The artsy little town of Paia is the jumping off point to the Road to Hana. You can stop here and buy drinks and snacks (and great pastries) for the drive. (I've also heard that Willy Nelson has a home nearby... lucky guy!)

There are 54 bridges along the Road to Hana, most of them wide enough for just one car at a time. Each bridge has a name, and they are all listed here.

Maui towns are listed along with the interpretations of their names: Wailea means "waters of happiness"; Hana means "the four pillars of the universe".

See the nature walk? There is a sign there that says "Quiet, trees growing".

I think I'd like to visit Uncle Harry's!

At the end of the long drive... heavenly Hana! The tiny town on the "quiet" side of the island. No busy resorts here, just a general store, a very small airport, some low-key places to eat, and a few very nice hotels. On our fourth visit to Maui, we finally decided to stay in Hana. My husband said he was relieved not to have to make the return drive for once. We stayed at the wonderful Hotel Hana Maui, which had been a long-time dream of mine. The "hotel" is a grouping of private cottages widely scattered around the seafront property. It's a wonderful hideaway. Heavenly Hana, indeed... I never wanted to leave.

Above is the view of the ocean from our cottage. Below is a view of some of the cottages with the ocean in the background. Can you see why I didn't want to leave?

This place on the map marks the gravesite of Charles A. Lindbergh. It's also the end of the paved road. We visited the gravesite and the little church there, then we turned around because we didn't have 4-wheel drive. That's where it says "drive at your own risk". I would love to try it, though. I love to go to the ends of roads and see what lies ahead.
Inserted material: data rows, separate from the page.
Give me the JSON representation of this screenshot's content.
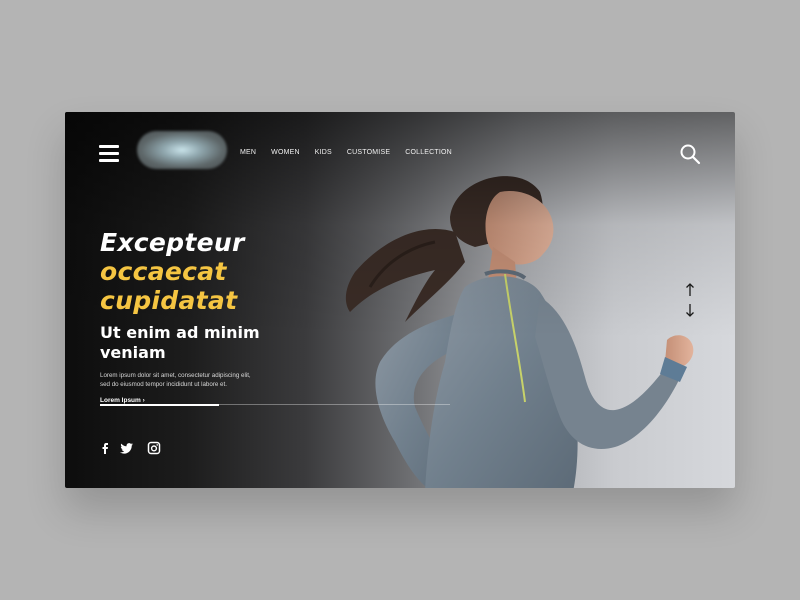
{
  "nav": {
    "items": [
      {
        "label": "MEN"
      },
      {
        "label": "WOMEN"
      },
      {
        "label": "KIDS"
      },
      {
        "label": "CUSTOMISE"
      },
      {
        "label": "COLLECTION"
      }
    ],
    "menu_icon": "hamburger-menu-icon",
    "search_icon": "search-icon"
  },
  "hero": {
    "title_line1": "Excepteur",
    "title_line2": "occaecat",
    "title_line3": "cupidatat",
    "subtitle": "Ut enim ad minim veniam",
    "description": "Lorem ipsum dolor sit amet, consectetur adipiscing elit, sed do eiusmod tempor incididunt ut labore et.",
    "link_label": "Lorem Ipsum",
    "link_arrow": "›"
  },
  "slider": {
    "progress": 0.34
  },
  "social": {
    "icons": [
      "facebook-icon",
      "twitter-icon",
      "instagram-icon"
    ]
  },
  "colors": {
    "accent": "#f5c542",
    "text": "#ffffff",
    "outer_background": "#b4b4b4"
  }
}
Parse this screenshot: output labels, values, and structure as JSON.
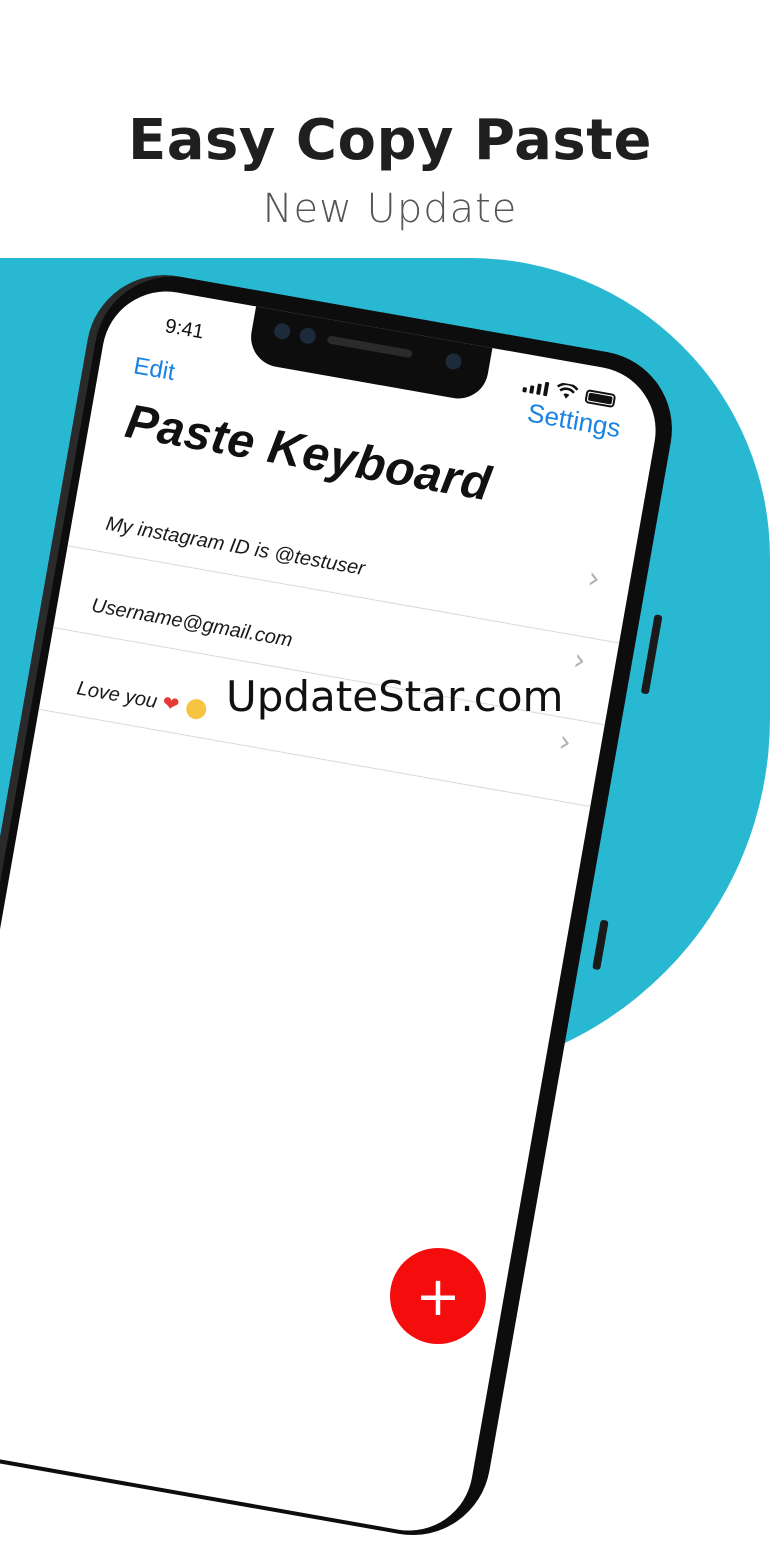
{
  "hero": {
    "title": "Easy Copy Paste",
    "subtitle": "New Update"
  },
  "colors": {
    "accent_teal": "#29b8d2",
    "link_blue": "#1a82e2",
    "fab_red": "#f50c0c"
  },
  "status_bar": {
    "time": "9:41",
    "icons": [
      "signal-icon",
      "wifi-icon",
      "battery-icon"
    ]
  },
  "nav": {
    "edit_label": "Edit",
    "settings_label": "Settings"
  },
  "page": {
    "title": "Paste Keyboard"
  },
  "list": {
    "items": [
      {
        "text": "My instagram ID is @testuser"
      },
      {
        "text": "Username@gmail.com"
      },
      {
        "text": "Love you"
      }
    ],
    "chevron_glyph": "›"
  },
  "fab": {
    "label": "+"
  },
  "watermark": "UpdateStar.com"
}
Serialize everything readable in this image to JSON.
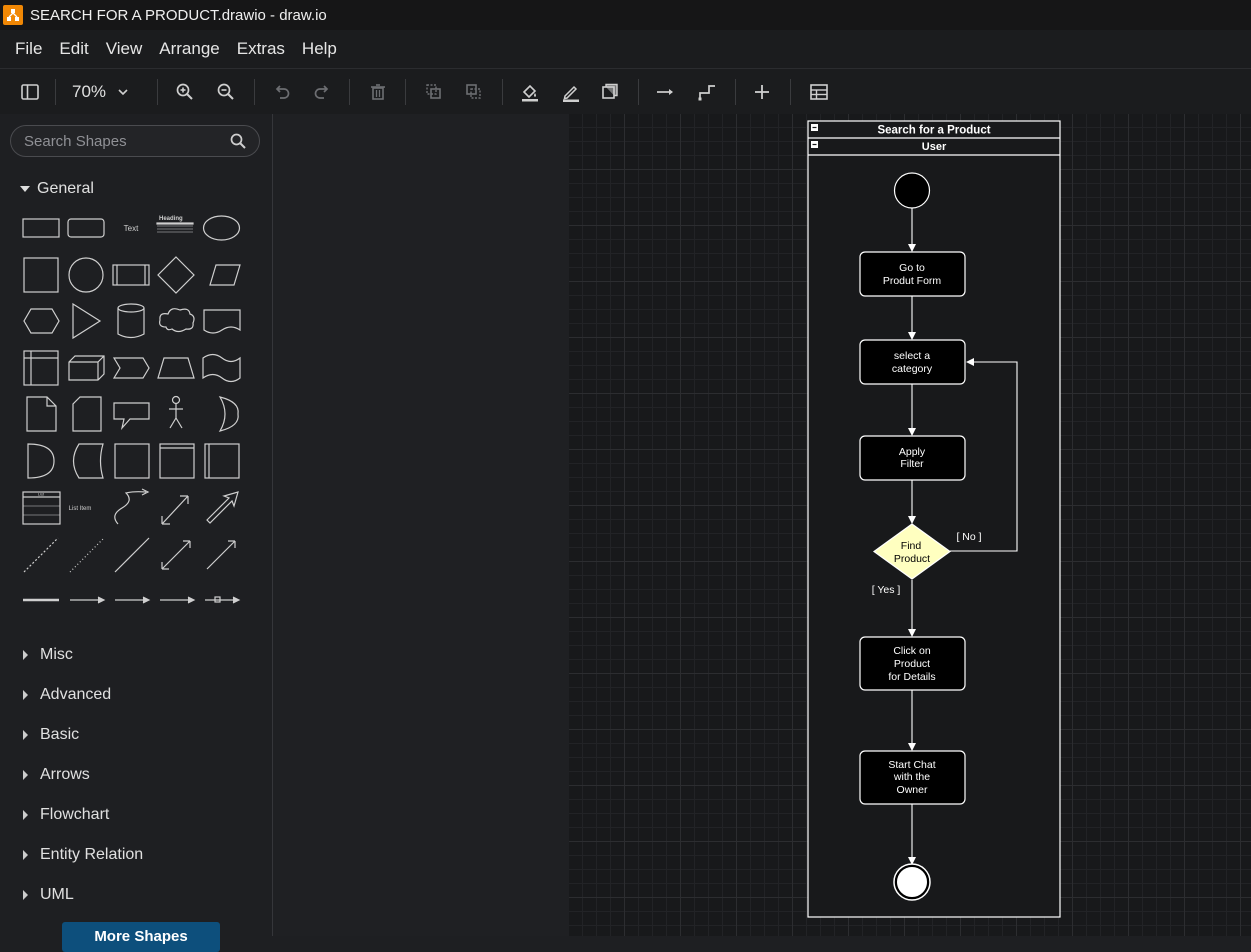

His grave in the photo below:

The gravesite with the church in the background:

Inside the church:

At the end of the road: